While the 1981 study by Harry W. Greene and Roy W. McDiarmid published in “Science” firmly established that some species -- including milk snakes -- mimic venomous coral snakes, their colors may confer several other benefits as well. In addition to serving a mimetic purpose, the color patterns of milk snakes may provide a strong visual reminder of their potent musk, serve a cryptic purpose in the dark or provide other unrecognized advantages.
Milk Snake Basics
Found throughout much of North and Central America, milk snakes (Lampropeltis triangulum ssp.) have one of the largest ranges of any snake species in the world. Several different subspecies exist throughout this range, and each has adapted to its local ecosystem. Most milk snake subspecies attain a length of 2 or 3 feet, though some Central American forms -- such as black (L. t. gaigeae) and Honduran milk snakes (L. t. hondourensis) -- may exceed 6 feet in length. Milk snakes are non-venomous constrictors that prey on lizards, rodents and other snakes. Milk snakes are oviparous, and deposit eggs annually in a log, rodent burrow or other secluded place.
The overwhelming majority of milk snake subspecies have a color pattern that closely matches local coral snakes (Mircurus sp.). This phenomenon -- termed Batesian mimicry -- allows the harmless milk snakes to masquerade as highly venomous coral snakes. In 2009, researchers R. Alexander Pyron and F. T. Burbink studied the prevalence of coral snake mimicry throughout the clade which includes milk snakes. Publishing their results in the “Journal of Evolutionary Biology,” the scientists found that mimicry coloration was largely restricted to lizard-eating species that grow to lengths of 2 or 3 feet; presumably, snakes that are too large to be mistaken for coral snakes do not benefit from mimicking them. Black milk snakes demonstrate one novel solution to this problem. Inhabiting the high elevations of Costa Rica and Panama, black milk snakes eventually exceed the length of coral snakes. While hatchling black milk snakes are brightly ringed with red, white and black to match the local coral snakes, as they age, they become darker, and eventually become completely black.

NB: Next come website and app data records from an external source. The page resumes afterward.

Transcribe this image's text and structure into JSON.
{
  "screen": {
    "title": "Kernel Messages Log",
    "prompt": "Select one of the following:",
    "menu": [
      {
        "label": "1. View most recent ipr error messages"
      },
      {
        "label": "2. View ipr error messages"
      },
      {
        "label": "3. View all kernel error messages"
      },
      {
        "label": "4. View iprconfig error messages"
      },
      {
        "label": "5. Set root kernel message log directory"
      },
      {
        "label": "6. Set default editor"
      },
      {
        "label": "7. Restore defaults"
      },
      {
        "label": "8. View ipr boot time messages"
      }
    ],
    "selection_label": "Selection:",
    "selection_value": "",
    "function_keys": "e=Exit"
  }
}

Like all snakes, milk snakes have two musk glands located at the base of their tail. When attacked by a predator, milk snakes will discharge the foul-smelling liquid and defecate -- the noxious odors created repel some predators. Because of their bright color pattern, predators may remember prior experiences, and avoid milk snakes in the future.

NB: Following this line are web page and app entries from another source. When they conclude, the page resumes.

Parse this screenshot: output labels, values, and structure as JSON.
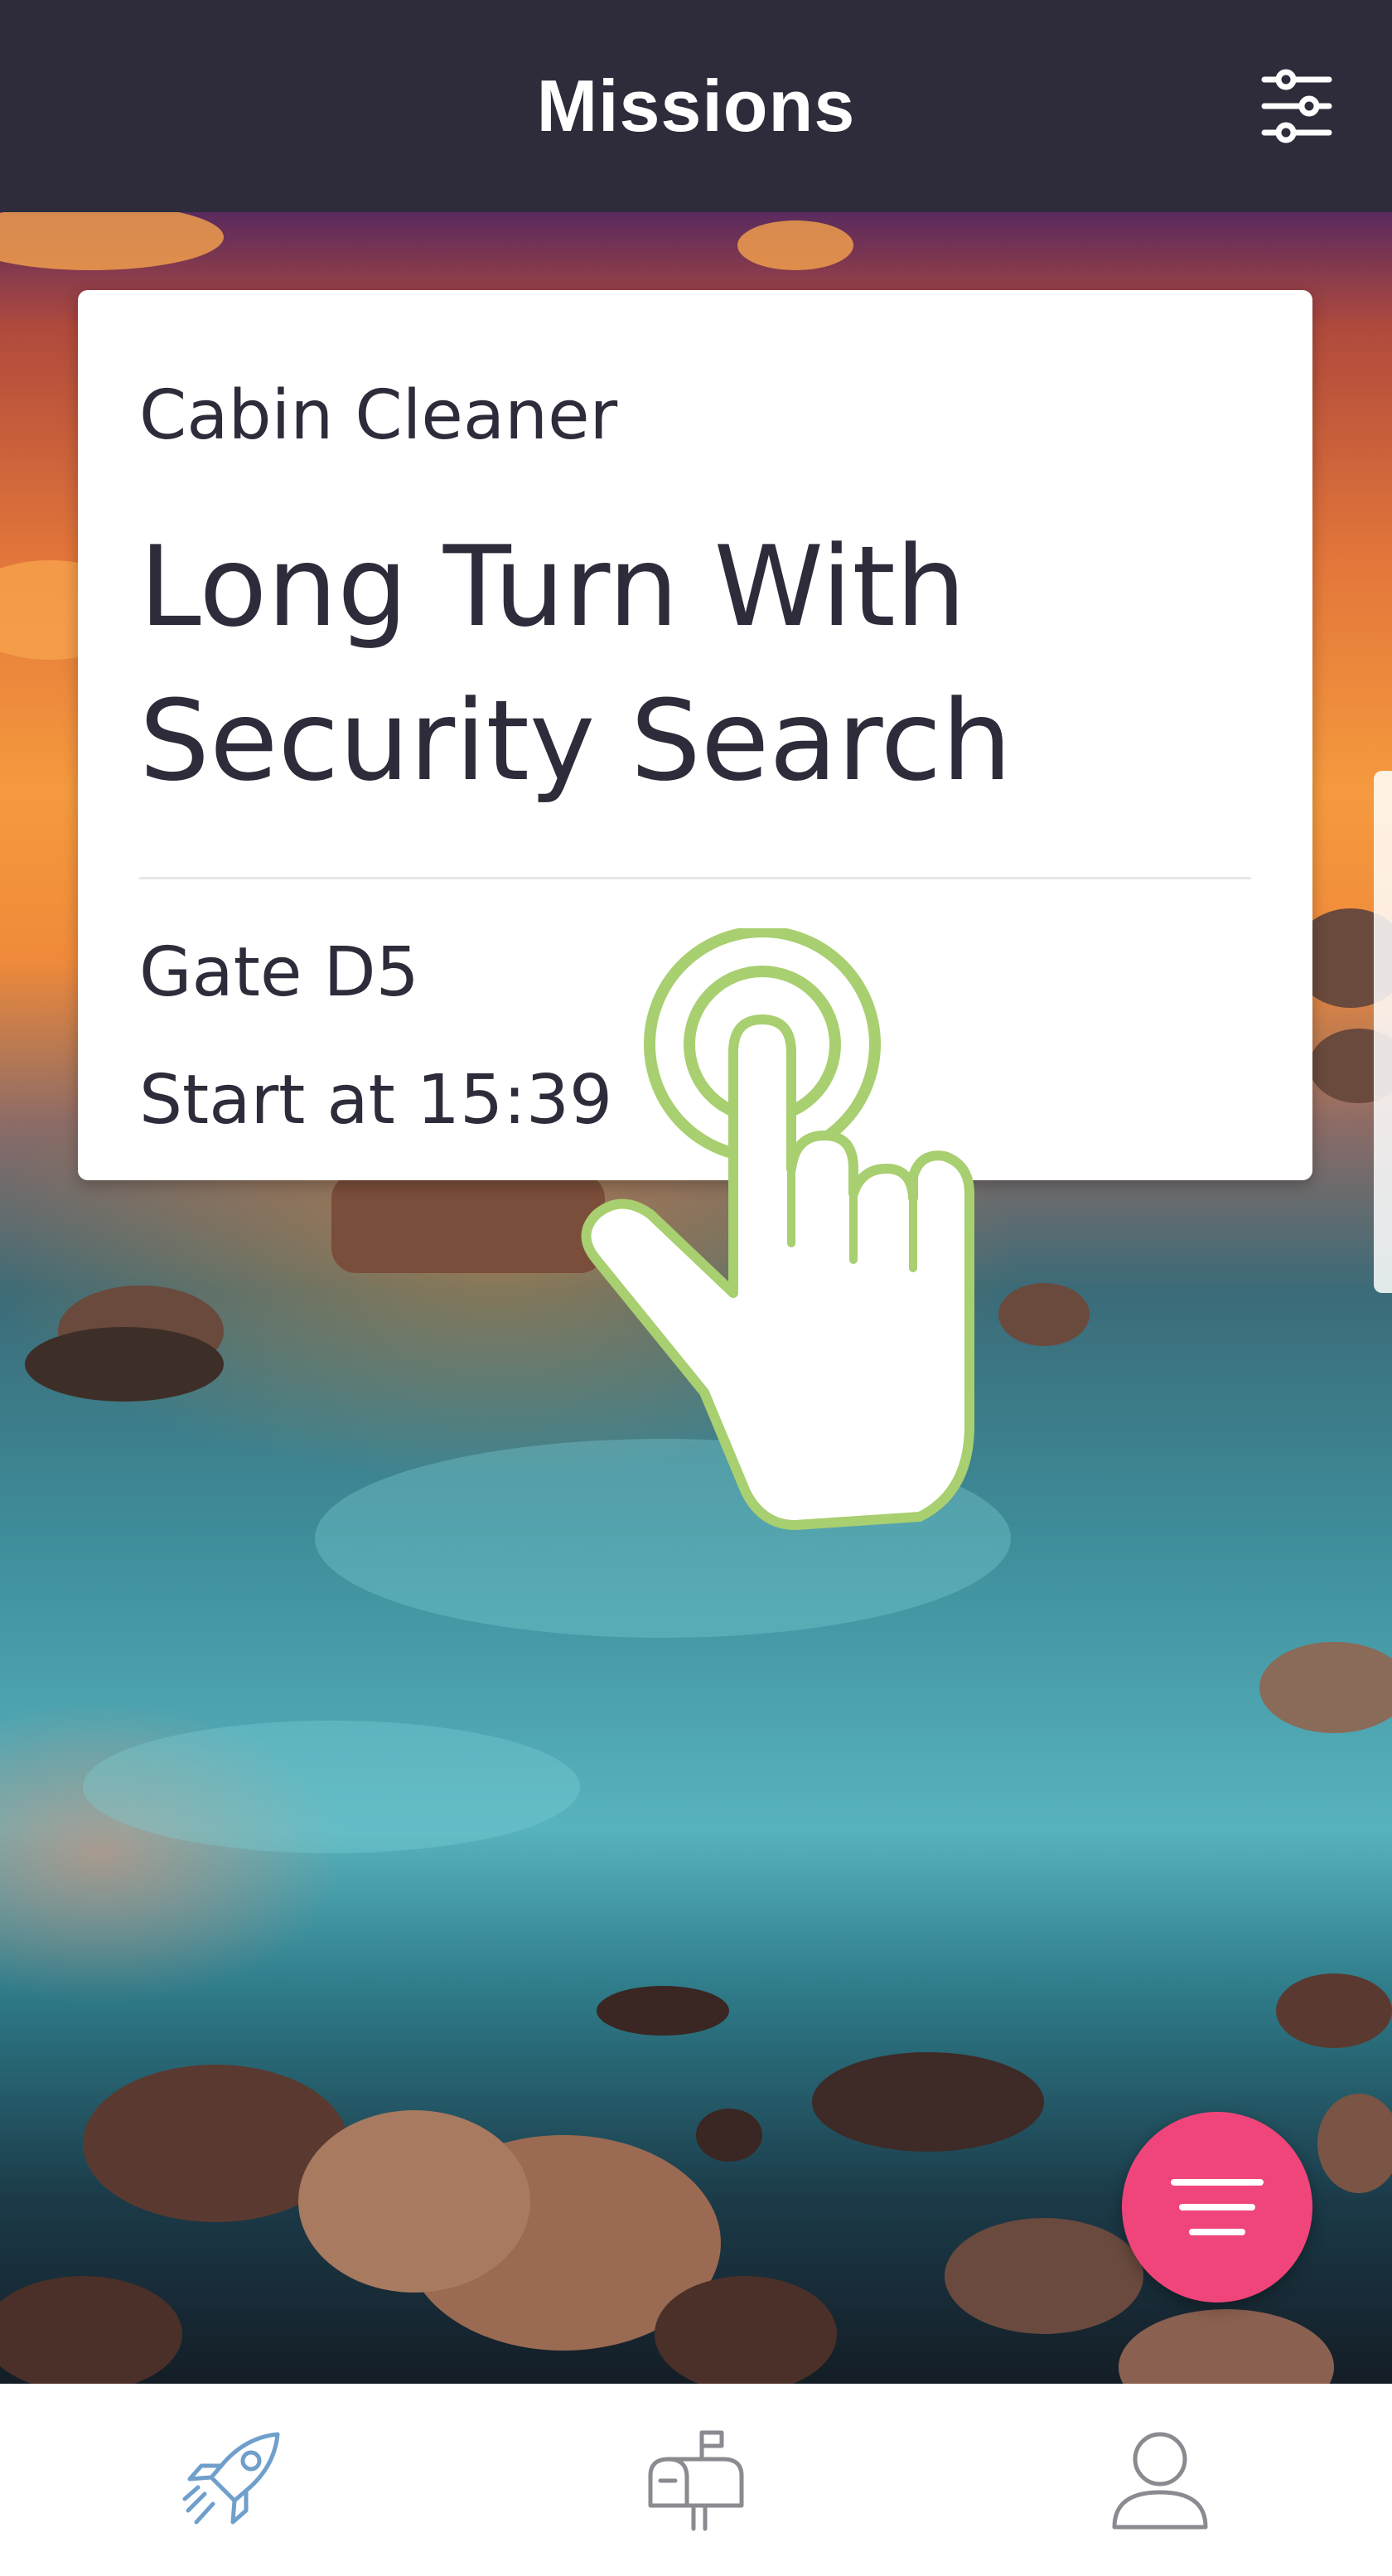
{
  "header": {
    "title": "Missions",
    "filter_icon": "sliders-icon"
  },
  "mission_card": {
    "role": "Cabin Cleaner",
    "title": "Long Turn With Security Search",
    "gate": "Gate D5",
    "start": "Start at 15:39"
  },
  "fab": {
    "icon": "menu-lines-icon",
    "color": "#f0457a"
  },
  "bottom_nav": {
    "items": [
      {
        "icon": "rocket-icon",
        "active": true
      },
      {
        "icon": "mailbox-icon",
        "active": false
      },
      {
        "icon": "user-icon",
        "active": false
      }
    ]
  },
  "colors": {
    "header_bg": "#2e2c3a",
    "text": "#2e2c3a",
    "accent_blue": "#6f9fca",
    "tap_hint_green": "#a8cf70"
  }
}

It is possible that the color pattern of milk snakes helps them in more than one way. While their bold yellow or white and red colors are plainly obvious during the day, they may perform a cryptic function after dark or to color-blind predators. This is consistent with the nocturnal activity cycle of most subspecies.

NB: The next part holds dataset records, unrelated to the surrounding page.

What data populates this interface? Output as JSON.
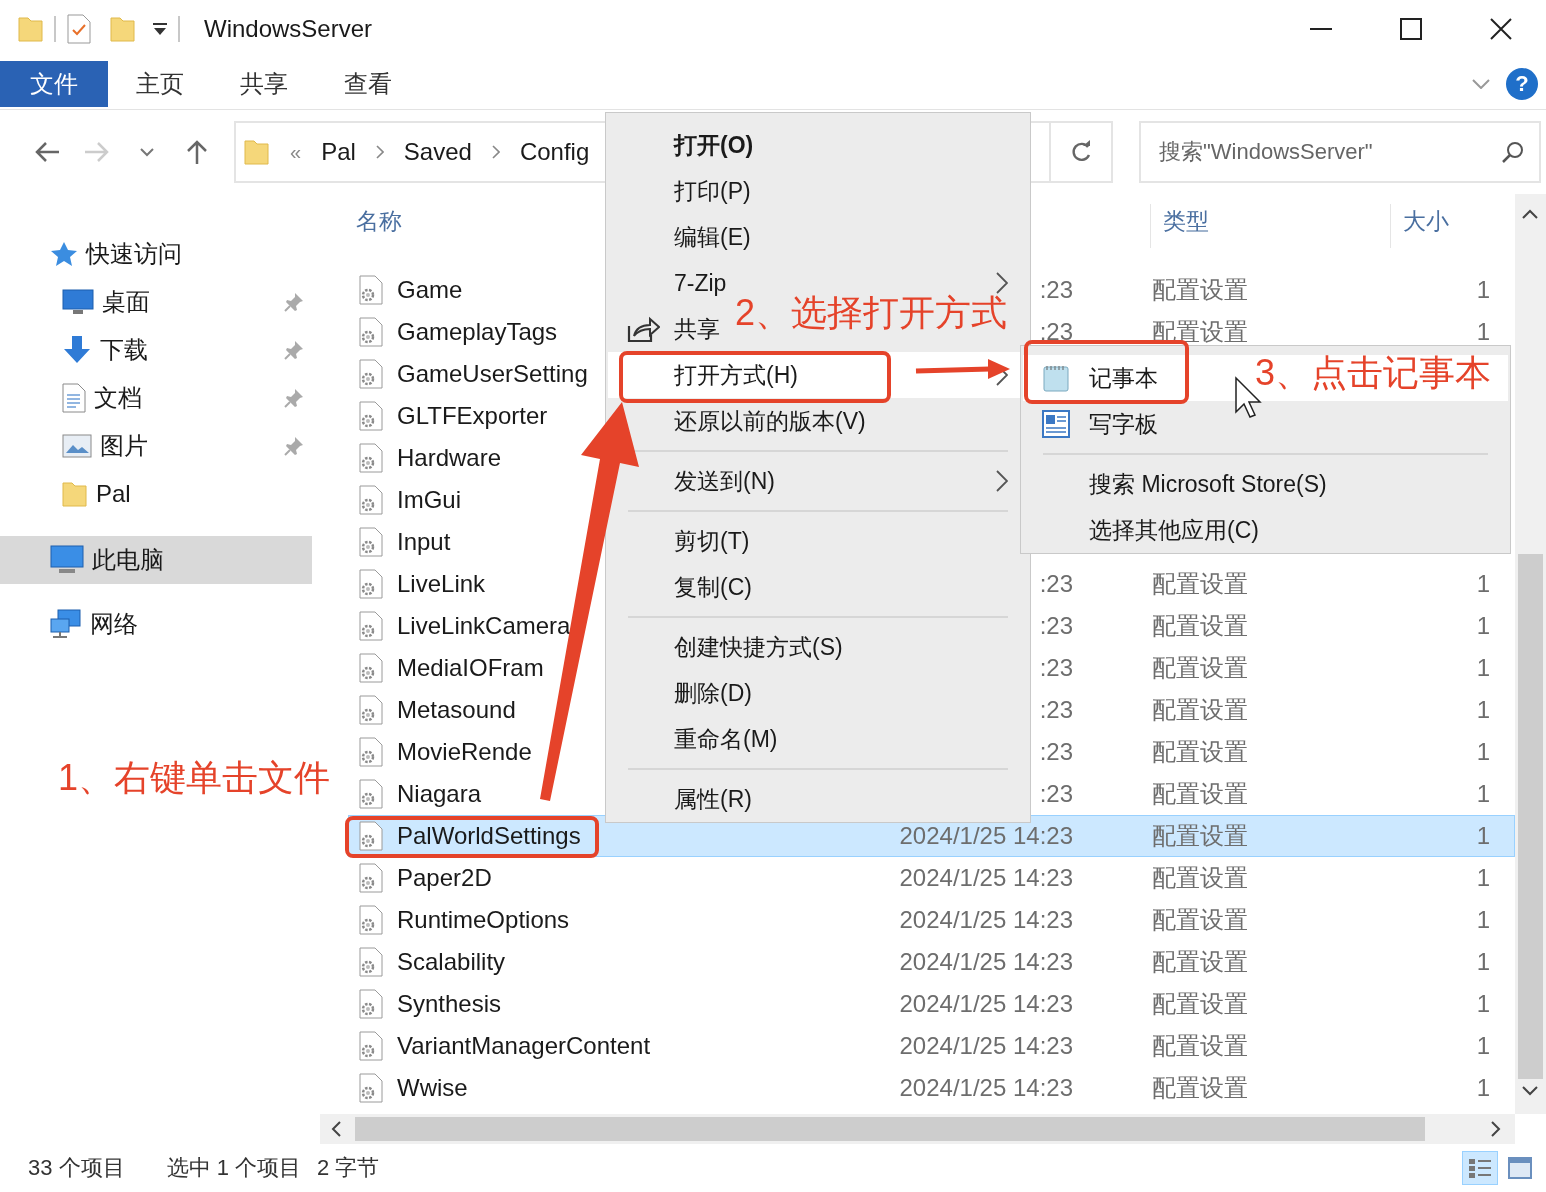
{
  "title_bar": {
    "title": "WindowsServer"
  },
  "ribbon_tabs": [
    {
      "label": "文件",
      "selected": true
    },
    {
      "label": "主页",
      "selected": false
    },
    {
      "label": "共享",
      "selected": false
    },
    {
      "label": "查看",
      "selected": false
    }
  ],
  "help_button": "?",
  "address_bar": {
    "overflow": "«",
    "path": [
      "Pal",
      "Saved",
      "Config"
    ]
  },
  "search_box": {
    "placeholder": "搜索\"WindowsServer\""
  },
  "sidebar": {
    "items": [
      {
        "kind": "quick-access",
        "label": "快速访问",
        "pinned": false,
        "selected": false
      },
      {
        "kind": "desktop",
        "label": "桌面",
        "pinned": true,
        "selected": false
      },
      {
        "kind": "downloads",
        "label": "下载",
        "pinned": true,
        "selected": false
      },
      {
        "kind": "documents",
        "label": "文档",
        "pinned": true,
        "selected": false
      },
      {
        "kind": "pictures",
        "label": "图片",
        "pinned": true,
        "selected": false
      },
      {
        "kind": "folder",
        "label": "Pal",
        "pinned": false,
        "selected": false
      },
      {
        "kind": "computer",
        "label": "此电脑",
        "pinned": false,
        "selected": true
      },
      {
        "kind": "network",
        "label": "网络",
        "pinned": false,
        "selected": false
      }
    ]
  },
  "column_headers": {
    "name": "名称",
    "type": "类型",
    "size": "大小"
  },
  "files": [
    {
      "name": "Game",
      "modified": ":23",
      "type": "配置设置",
      "size": "1",
      "selected": false
    },
    {
      "name": "GameplayTags",
      "modified": ":23",
      "type": "配置设置",
      "size": "1",
      "selected": false
    },
    {
      "name": "GameUserSetting",
      "selected": false
    },
    {
      "name": "GLTFExporter",
      "selected": false
    },
    {
      "name": "Hardware",
      "selected": false
    },
    {
      "name": "ImGui",
      "selected": false
    },
    {
      "name": "Input",
      "selected": false
    },
    {
      "name": "LiveLink",
      "modified": ":23",
      "type": "配置设置",
      "size": "1",
      "selected": false
    },
    {
      "name": "LiveLinkCamera",
      "modified": ":23",
      "type": "配置设置",
      "size": "1",
      "selected": false
    },
    {
      "name": "MediaIOFram",
      "modified": ":23",
      "type": "配置设置",
      "size": "1",
      "selected": false
    },
    {
      "name": "Metasound",
      "modified": ":23",
      "type": "配置设置",
      "size": "1",
      "selected": false
    },
    {
      "name": "MovieRende",
      "modified": ":23",
      "type": "配置设置",
      "size": "1",
      "selected": false
    },
    {
      "name": "Niagara",
      "modified": ":23",
      "type": "配置设置",
      "size": "1",
      "selected": false
    },
    {
      "name": "PalWorldSettings",
      "modified": "2024/1/25 14:23",
      "type": "配置设置",
      "size": "1",
      "selected": true
    },
    {
      "name": "Paper2D",
      "modified": "2024/1/25 14:23",
      "type": "配置设置",
      "size": "1",
      "selected": false
    },
    {
      "name": "RuntimeOptions",
      "modified": "2024/1/25 14:23",
      "type": "配置设置",
      "size": "1",
      "selected": false
    },
    {
      "name": "Scalability",
      "modified": "2024/1/25 14:23",
      "type": "配置设置",
      "size": "1",
      "selected": false
    },
    {
      "name": "Synthesis",
      "modified": "2024/1/25 14:23",
      "type": "配置设置",
      "size": "1",
      "selected": false
    },
    {
      "name": "VariantManagerContent",
      "modified": "2024/1/25 14:23",
      "type": "配置设置",
      "size": "1",
      "selected": false
    },
    {
      "name": "Wwise",
      "modified": "2024/1/25 14:23",
      "type": "配置设置",
      "size": "1",
      "selected": false
    }
  ],
  "context_menu": {
    "items": [
      {
        "kind": "item",
        "label": "打开(O)",
        "default": true,
        "submenu": false,
        "selected": false
      },
      {
        "kind": "item",
        "label": "打印(P)",
        "default": false,
        "submenu": false,
        "selected": false
      },
      {
        "kind": "item",
        "label": "编辑(E)",
        "default": false,
        "submenu": false,
        "selected": false
      },
      {
        "kind": "item",
        "label": "7-Zip",
        "default": false,
        "submenu": true,
        "selected": false
      },
      {
        "kind": "share",
        "label": "共享",
        "default": false,
        "submenu": false,
        "selected": false
      },
      {
        "kind": "item",
        "label": "打开方式(H)",
        "default": false,
        "submenu": true,
        "selected": true
      },
      {
        "kind": "item",
        "label": "还原以前的版本(V)",
        "default": false,
        "submenu": false,
        "selected": false
      },
      {
        "kind": "separator"
      },
      {
        "kind": "item",
        "label": "发送到(N)",
        "default": false,
        "submenu": true,
        "selected": false
      },
      {
        "kind": "separator"
      },
      {
        "kind": "item",
        "label": "剪切(T)",
        "default": false,
        "submenu": false,
        "selected": false
      },
      {
        "kind": "item",
        "label": "复制(C)",
        "default": false,
        "submenu": false,
        "selected": false
      },
      {
        "kind": "separator"
      },
      {
        "kind": "item",
        "label": "创建快捷方式(S)",
        "default": false,
        "submenu": false,
        "selected": false
      },
      {
        "kind": "item",
        "label": "删除(D)",
        "default": false,
        "submenu": false,
        "selected": false
      },
      {
        "kind": "item",
        "label": "重命名(M)",
        "default": false,
        "submenu": false,
        "selected": false
      },
      {
        "kind": "separator"
      },
      {
        "kind": "item",
        "label": "属性(R)",
        "default": false,
        "submenu": false,
        "selected": false
      }
    ]
  },
  "open_with_menu": {
    "items": [
      {
        "kind": "notepad",
        "label": "记事本",
        "selected": true
      },
      {
        "kind": "wordpad",
        "label": "写字板",
        "selected": false
      },
      {
        "kind": "separator"
      },
      {
        "kind": "item",
        "label": "搜索 Microsoft Store(S)",
        "selected": false
      },
      {
        "kind": "item",
        "label": "选择其他应用(C)",
        "selected": false
      }
    ]
  },
  "annotations": [
    {
      "text": "1、右键单击文件"
    },
    {
      "text": "2、选择打开方式"
    },
    {
      "text": "3、点击记事本"
    }
  ],
  "status_bar": {
    "item_count": "33 个项目",
    "selection": "选中 1 个项目",
    "size": "2 字节"
  },
  "view_buttons": [
    {
      "kind": "details",
      "selected": true
    },
    {
      "kind": "large-icons",
      "selected": false
    }
  ]
}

- Science; Coral Snake Mimicry: Does It Occur?
- Journal of Evolutionary Biology: Body Size as a Primary Determinant of Ecomorphological Diversification and the Evolution of Mimicry in the Lampropeltinine Snakes (Serpentes: Colubridae)
- Kingsnake.com: Black Milk Snake
- HerpNation Media: Lampro Blog: Honduran Milk Snakes
- TheKingSnake.co.uk: Milk Snake Caresheet
- SierraHerps.com: Allopatric Mimicry
- Brand X Pictures/Brand X Pictures/Getty Images